#### YOUR ASSIGNMENT:
Please set down the listing exactly, from the first line to the last.

#### TASK INPUT:

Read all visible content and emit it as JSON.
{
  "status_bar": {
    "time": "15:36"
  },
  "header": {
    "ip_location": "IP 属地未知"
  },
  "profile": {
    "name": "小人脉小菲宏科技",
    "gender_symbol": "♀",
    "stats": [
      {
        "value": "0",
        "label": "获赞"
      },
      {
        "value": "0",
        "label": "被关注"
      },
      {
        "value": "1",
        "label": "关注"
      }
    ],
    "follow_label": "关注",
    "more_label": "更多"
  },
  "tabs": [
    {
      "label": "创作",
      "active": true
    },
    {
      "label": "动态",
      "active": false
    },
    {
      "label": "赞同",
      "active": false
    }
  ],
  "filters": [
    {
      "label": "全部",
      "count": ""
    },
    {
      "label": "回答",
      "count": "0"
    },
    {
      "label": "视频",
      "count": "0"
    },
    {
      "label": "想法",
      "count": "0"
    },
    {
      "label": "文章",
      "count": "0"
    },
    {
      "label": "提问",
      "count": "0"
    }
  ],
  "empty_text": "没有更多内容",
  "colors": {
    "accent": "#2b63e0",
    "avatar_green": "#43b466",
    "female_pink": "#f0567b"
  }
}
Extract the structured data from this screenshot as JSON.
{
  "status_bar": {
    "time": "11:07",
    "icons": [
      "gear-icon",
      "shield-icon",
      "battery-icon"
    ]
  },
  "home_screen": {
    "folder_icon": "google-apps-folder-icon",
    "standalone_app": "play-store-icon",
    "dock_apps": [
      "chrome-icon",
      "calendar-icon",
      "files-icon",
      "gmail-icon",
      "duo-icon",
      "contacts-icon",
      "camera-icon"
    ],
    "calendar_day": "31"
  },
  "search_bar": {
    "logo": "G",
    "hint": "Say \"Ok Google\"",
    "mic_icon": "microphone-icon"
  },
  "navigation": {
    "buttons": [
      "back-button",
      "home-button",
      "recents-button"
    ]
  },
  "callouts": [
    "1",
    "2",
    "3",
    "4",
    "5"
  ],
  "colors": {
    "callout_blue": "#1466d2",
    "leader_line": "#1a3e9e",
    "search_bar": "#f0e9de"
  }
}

#### RESULT FOR THIS TASK:
Read all visible content and emit it as JSON.
{
  "status_bar": {
    "time": "15:36"
  },
  "header": {
    "ip_location": "IP 属地未知"
  },
  "profile": {
    "name": "小人脉小菲宏科技",
    "gender_symbol": "♀",
    "stats": [
      {
        "value": "0",
        "label": "获赞"
      },
      {
        "value": "0",
        "label": "被关注"
      },
      {
        "value": "1",
        "label": "关注"
      }
    ],
    "follow_label": "关注",
    "more_label": "更多"
  },
  "tabs": [
    {
      "label": "创作",
      "active": true
    },
    {
      "label": "动态",
      "active": false
    },
    {
      "label": "赞同",
      "active": false
    }
  ],
  "filters": [
    {
      "label": "全部",
      "count": ""
    },
    {
      "label": "回答",
      "count": "0"
    },
    {
      "label": "视频",
      "count": "0"
    },
    {
      "label": "想法",
      "count": "0"
    },
    {
      "label": "文章",
      "count": "0"
    },
    {
      "label": "提问",
      "count": "0"
    }
  ],
  "empty_text": "没有更多内容",
  "colors": {
    "accent": "#2b63e0",
    "avatar_green": "#43b466",
    "female_pink": "#f0567b"
  }
}
Extract the structured data from this screenshot as JSON.
{
  "status_bar": {
    "time": "11:07",
    "icons": [
      "gear-icon",
      "shield-icon",
      "battery-icon"
    ]
  },
  "home_screen": {
    "folder_icon": "google-apps-folder-icon",
    "standalone_app": "play-store-icon",
    "dock_apps": [
      "chrome-icon",
      "calendar-icon",
      "files-icon",
      "gmail-icon",
      "duo-icon",
      "contacts-icon",
      "camera-icon"
    ],
    "calendar_day": "31"
  },
  "search_bar": {
    "logo": "G",
    "hint": "Say \"Ok Google\"",
    "mic_icon": "microphone-icon"
  },
  "navigation": {
    "buttons": [
      "back-button",
      "home-button",
      "recents-button"
    ]
  },
  "callouts": [
    "1",
    "2",
    "3",
    "4",
    "5"
  ],
  "colors": {
    "callout_blue": "#1466d2",
    "leader_line": "#1a3e9e",
    "search_bar": "#f0e9de"
  }
}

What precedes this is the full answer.